The short-throw side palming plate disengages with minimal rotation, offering easy spool access. The EVA handle knobs are large, letting the angler get on them easily following the cast.
The Cerros proved itself as an inexpensive yet rugged performer during the test. Its large-capacity (130 yards/12 pound-test), CNC-machined 6061 aluminum spool had ample payload for the wide variety of baits we threw.
- Bottom Line: The Cerros is an excellent choice for anglers in search of an entry-level-priced baitcaster and is well-suited to fish a wide variety of techniques. okumafishingusa.com
See more reviews of reels tested at Lake Picachos in the gallery below
Editors’ Choice: G.Loomis IMX-Pro
G.Loomis has built a solid reputation for performance with discerning anglers via its top-shelf rods. Attention to design detail and exceptional quality are evident in every G.Loomis rod, and retail pricing reflects the company’s quest for perfection. G.Loomis carries this quality mantra forward with the introduction of the IMX-Pro series of rods.
At first blush, the IMX-Pro is quite non-descript; it’s a rod devoid of anything glitzy or gaudy. However, the sublime beauty and design genius of this rod are quickly discovered on the first cast. Users will immediately note the effortlessness with which the IMX-Pro casts. The rod’s excellent casting demeanor is due, in part, to the blank’s precision taper along its length. Meticulous attention to quality results in a blank with no dead spots or variations in wall thickness.

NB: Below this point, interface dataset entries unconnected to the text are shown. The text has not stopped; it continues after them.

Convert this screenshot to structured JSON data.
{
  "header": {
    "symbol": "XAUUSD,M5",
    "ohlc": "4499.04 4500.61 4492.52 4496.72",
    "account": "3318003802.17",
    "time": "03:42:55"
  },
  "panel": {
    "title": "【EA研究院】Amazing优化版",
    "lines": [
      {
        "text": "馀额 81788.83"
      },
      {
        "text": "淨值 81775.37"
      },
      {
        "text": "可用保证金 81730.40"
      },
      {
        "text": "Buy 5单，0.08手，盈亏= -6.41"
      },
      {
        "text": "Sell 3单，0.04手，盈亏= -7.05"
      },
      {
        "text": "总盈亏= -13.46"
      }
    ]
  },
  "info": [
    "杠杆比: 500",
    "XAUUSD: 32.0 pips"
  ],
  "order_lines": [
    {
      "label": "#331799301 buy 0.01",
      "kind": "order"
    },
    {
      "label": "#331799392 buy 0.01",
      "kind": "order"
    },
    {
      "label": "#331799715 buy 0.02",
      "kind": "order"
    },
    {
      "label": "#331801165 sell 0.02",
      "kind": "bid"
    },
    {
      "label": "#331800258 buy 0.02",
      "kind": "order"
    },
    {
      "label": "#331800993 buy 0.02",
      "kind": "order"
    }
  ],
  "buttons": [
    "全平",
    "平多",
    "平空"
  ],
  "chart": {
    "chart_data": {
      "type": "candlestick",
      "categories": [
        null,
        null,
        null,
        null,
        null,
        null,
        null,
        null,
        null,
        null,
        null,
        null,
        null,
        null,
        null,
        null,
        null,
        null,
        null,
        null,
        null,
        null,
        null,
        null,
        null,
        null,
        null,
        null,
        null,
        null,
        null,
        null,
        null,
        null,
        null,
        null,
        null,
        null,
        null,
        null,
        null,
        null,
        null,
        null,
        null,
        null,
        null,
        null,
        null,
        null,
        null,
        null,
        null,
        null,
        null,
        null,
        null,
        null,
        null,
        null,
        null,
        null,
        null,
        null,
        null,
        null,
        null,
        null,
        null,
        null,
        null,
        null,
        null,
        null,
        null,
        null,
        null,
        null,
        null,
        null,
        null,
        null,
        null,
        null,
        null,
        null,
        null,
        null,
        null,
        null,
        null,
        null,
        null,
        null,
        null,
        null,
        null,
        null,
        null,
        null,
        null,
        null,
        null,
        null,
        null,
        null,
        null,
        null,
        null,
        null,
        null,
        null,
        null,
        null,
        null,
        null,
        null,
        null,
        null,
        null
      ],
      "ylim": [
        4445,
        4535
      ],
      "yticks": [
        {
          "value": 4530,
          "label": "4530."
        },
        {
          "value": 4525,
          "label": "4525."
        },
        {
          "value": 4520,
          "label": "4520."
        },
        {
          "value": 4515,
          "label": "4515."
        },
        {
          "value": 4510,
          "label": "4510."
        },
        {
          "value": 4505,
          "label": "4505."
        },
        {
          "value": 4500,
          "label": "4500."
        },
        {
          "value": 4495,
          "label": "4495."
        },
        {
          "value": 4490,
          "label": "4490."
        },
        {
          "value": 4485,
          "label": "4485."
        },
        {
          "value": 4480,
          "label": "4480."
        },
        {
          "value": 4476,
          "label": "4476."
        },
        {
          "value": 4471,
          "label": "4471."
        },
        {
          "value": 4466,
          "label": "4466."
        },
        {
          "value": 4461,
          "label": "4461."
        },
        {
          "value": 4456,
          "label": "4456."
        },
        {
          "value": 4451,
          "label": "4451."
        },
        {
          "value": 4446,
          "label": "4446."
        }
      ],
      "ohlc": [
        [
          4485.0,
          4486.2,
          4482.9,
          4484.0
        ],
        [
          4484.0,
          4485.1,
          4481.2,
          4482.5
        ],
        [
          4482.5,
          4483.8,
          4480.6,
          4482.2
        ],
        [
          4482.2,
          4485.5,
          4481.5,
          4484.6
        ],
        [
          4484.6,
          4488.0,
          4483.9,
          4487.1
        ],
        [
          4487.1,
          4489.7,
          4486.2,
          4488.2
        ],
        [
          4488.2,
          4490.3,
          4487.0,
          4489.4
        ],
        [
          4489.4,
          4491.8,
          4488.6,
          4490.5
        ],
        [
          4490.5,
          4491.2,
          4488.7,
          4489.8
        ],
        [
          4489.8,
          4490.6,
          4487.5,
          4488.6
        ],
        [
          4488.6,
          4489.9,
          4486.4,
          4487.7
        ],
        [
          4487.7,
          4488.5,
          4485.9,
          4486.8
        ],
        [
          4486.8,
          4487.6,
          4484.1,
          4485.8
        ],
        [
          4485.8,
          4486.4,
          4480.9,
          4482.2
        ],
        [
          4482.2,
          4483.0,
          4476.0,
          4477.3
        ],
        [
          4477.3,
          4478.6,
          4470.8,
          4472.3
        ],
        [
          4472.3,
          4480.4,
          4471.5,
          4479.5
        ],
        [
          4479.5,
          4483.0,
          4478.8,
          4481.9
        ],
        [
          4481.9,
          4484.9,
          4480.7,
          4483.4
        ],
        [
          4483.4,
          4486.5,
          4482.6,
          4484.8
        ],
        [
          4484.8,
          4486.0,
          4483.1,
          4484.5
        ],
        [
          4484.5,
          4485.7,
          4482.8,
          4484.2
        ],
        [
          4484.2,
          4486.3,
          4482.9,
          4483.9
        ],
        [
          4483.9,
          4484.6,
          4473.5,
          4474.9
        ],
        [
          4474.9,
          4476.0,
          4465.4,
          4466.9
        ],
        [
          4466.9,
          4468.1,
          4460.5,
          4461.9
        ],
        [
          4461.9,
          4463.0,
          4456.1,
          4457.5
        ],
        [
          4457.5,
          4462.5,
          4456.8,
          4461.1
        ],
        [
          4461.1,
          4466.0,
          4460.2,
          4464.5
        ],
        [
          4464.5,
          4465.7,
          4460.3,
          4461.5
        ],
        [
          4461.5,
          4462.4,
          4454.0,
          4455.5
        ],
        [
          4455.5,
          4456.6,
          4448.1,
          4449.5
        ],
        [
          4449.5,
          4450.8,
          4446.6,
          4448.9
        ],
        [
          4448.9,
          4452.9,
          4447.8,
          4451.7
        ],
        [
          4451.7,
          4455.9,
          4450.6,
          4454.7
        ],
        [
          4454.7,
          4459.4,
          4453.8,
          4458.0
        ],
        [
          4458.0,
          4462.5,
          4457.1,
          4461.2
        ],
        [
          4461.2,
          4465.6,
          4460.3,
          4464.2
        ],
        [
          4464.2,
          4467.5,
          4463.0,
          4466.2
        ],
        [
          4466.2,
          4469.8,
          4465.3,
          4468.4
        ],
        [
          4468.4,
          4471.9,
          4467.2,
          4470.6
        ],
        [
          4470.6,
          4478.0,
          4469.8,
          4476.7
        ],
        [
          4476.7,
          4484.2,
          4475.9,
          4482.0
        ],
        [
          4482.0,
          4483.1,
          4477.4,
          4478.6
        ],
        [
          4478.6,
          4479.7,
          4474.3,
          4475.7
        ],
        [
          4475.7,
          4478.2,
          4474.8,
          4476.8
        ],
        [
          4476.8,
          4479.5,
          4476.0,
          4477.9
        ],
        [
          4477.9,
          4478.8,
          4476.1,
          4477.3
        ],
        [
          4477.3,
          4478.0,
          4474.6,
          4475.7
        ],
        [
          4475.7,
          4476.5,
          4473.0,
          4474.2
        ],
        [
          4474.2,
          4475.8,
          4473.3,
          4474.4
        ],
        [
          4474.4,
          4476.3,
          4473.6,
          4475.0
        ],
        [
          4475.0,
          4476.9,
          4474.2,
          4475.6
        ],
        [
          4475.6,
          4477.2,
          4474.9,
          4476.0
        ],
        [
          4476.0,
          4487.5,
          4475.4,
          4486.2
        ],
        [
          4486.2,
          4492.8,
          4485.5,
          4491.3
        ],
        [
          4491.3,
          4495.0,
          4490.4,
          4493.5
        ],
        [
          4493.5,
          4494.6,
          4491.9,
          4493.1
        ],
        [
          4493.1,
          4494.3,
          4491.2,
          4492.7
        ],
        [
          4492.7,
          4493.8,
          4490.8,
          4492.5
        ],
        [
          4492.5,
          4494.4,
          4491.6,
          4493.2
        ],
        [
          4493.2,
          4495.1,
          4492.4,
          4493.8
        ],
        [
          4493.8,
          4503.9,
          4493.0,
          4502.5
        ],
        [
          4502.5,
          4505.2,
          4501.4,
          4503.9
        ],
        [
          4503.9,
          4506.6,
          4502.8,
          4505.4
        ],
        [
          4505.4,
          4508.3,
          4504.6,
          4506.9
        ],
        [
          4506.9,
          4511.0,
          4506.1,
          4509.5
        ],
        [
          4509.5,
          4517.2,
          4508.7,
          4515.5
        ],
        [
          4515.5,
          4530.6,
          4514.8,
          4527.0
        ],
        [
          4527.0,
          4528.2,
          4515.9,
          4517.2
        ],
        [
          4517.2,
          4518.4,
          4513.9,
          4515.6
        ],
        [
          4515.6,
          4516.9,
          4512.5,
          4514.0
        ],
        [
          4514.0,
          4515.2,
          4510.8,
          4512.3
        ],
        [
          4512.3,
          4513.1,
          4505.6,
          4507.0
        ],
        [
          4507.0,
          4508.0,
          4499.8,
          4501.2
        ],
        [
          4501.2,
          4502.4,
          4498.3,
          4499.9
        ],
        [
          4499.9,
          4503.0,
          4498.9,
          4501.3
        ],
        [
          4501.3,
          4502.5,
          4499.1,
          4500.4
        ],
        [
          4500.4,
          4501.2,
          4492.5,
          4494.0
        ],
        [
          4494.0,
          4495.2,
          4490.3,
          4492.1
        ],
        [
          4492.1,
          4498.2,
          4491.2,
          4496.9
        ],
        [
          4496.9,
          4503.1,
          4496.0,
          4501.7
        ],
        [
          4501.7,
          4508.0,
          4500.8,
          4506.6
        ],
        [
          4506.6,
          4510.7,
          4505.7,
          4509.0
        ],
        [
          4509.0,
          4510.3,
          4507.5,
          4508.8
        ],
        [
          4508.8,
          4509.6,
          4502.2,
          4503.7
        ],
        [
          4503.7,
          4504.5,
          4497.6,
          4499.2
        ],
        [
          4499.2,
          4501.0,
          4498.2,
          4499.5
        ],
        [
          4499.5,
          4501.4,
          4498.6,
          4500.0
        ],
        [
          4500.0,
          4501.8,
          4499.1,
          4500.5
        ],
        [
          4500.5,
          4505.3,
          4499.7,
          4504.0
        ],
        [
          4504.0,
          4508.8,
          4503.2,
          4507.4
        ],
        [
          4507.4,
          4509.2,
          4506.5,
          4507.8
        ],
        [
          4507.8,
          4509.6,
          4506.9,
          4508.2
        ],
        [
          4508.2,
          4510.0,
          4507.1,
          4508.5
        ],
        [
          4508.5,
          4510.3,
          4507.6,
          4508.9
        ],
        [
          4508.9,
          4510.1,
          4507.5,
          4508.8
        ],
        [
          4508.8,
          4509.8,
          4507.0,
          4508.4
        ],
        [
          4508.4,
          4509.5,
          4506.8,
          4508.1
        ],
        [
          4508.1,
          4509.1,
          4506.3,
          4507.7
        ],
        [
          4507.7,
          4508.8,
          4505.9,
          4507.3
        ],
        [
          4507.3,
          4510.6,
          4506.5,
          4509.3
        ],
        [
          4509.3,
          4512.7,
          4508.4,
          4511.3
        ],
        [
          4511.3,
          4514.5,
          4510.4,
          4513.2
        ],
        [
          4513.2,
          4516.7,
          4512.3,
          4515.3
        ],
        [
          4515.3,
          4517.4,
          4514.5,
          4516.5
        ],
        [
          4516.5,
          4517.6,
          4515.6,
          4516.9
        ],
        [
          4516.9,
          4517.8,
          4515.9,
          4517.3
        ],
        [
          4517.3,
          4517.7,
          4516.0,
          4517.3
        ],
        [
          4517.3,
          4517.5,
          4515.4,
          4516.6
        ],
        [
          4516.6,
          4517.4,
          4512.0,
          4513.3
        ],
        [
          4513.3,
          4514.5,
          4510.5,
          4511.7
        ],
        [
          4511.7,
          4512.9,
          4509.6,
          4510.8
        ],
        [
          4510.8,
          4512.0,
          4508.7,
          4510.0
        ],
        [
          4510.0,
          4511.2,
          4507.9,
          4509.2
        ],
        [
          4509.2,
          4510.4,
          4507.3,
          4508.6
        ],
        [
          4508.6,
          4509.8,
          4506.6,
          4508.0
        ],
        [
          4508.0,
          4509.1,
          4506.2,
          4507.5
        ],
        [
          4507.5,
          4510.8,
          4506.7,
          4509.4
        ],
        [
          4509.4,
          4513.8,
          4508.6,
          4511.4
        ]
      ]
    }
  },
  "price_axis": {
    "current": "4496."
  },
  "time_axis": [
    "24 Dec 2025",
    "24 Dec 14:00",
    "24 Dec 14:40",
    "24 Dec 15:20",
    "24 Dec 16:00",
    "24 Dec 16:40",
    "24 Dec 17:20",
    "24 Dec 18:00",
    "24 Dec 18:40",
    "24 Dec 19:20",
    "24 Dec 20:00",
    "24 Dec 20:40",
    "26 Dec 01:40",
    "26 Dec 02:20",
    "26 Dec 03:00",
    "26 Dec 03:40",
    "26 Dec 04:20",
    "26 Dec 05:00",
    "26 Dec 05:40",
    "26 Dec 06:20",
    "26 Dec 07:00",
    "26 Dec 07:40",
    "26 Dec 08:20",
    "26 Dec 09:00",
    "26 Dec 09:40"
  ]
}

These exacting blank-taper tolerances transfer lure-to-rod load energy from the blank back to the lure with a dramatically high degree of mechanical efficiency. This allows the IMX-Pro to fire fluent casts void of blank chatter or unwanted vibration (an undesirable casting characteristic indicative of lost and unused energy in mechanically inefficient rod blanks).
Twelve Fuji K-Frame guides along the blank’s length manage line duties flawlessly, further enhancing the user’s experience. The grade-A, full-length cork grip telegraphs bait information to the user with unequalled precision. The test team universally loved the full cork grip, a rarity in modern rods. It has a delightfully inconspicuous taper, which melds to the hand in ergonomic perfection.
- Bottom Line: The IMX-Pro is built for anglers reluctant to compromise on performance and willing to pay for that luxury. gloomis.com
Great Buy: Daiwa Tatula Shallow Crank/Jerkbait/Light Topwater
Tackle Test Great Buy winners must possess two things: outstanding performance and a competitive retail price. The Daiwa Tatula delivers both.
Our 7-foot test rod was billed as the Shallow Crank/Jerkbait/Light Topwater model; however, we found it to be considerably more versatile than that. In fact, the Tatula is capable of throwing any number of baits, including worms, medium-size swimbaits, jigs and spinnerbaits.
The medium-action rod has a great tip that’s subtle enough for hopping worms, yet energetic enough to fish smallish swimbaits on light monofilament or fluorocarbon lines. The Tatula rod blank has a unique combination of subtlety and visceral strength. This duality affords anglers the ability to fish any number of bait styles with one rod.
Rated for a lure-weight range of 1/4 to 1 ounce and line weights of 8- to 17-pound-test, the Tatula fishes across this wide range with confidence. The full-length, grade-A premium cork grip is sufficiently long enough for getting on top of aggressive, two-handed search-bait casts across open water. Additionally, the lengthy handle counterbalances the reel nicely when working “smart baits” (those that require skill in presenting) like topwaters and jerkbaits.
- Bottom Line: With an MSRP of $150, the versatile Tatula is capable of throwing a wide range of bait styles on a variety of line weights, making it a viable option for those on a limited budget. daiwa.com
See more reviews of rods tested at Lake Picachos in the gallery below
Learn more about the Tackle Test team, how the gear was tested, fishing for big bass on Lake Picachos and more below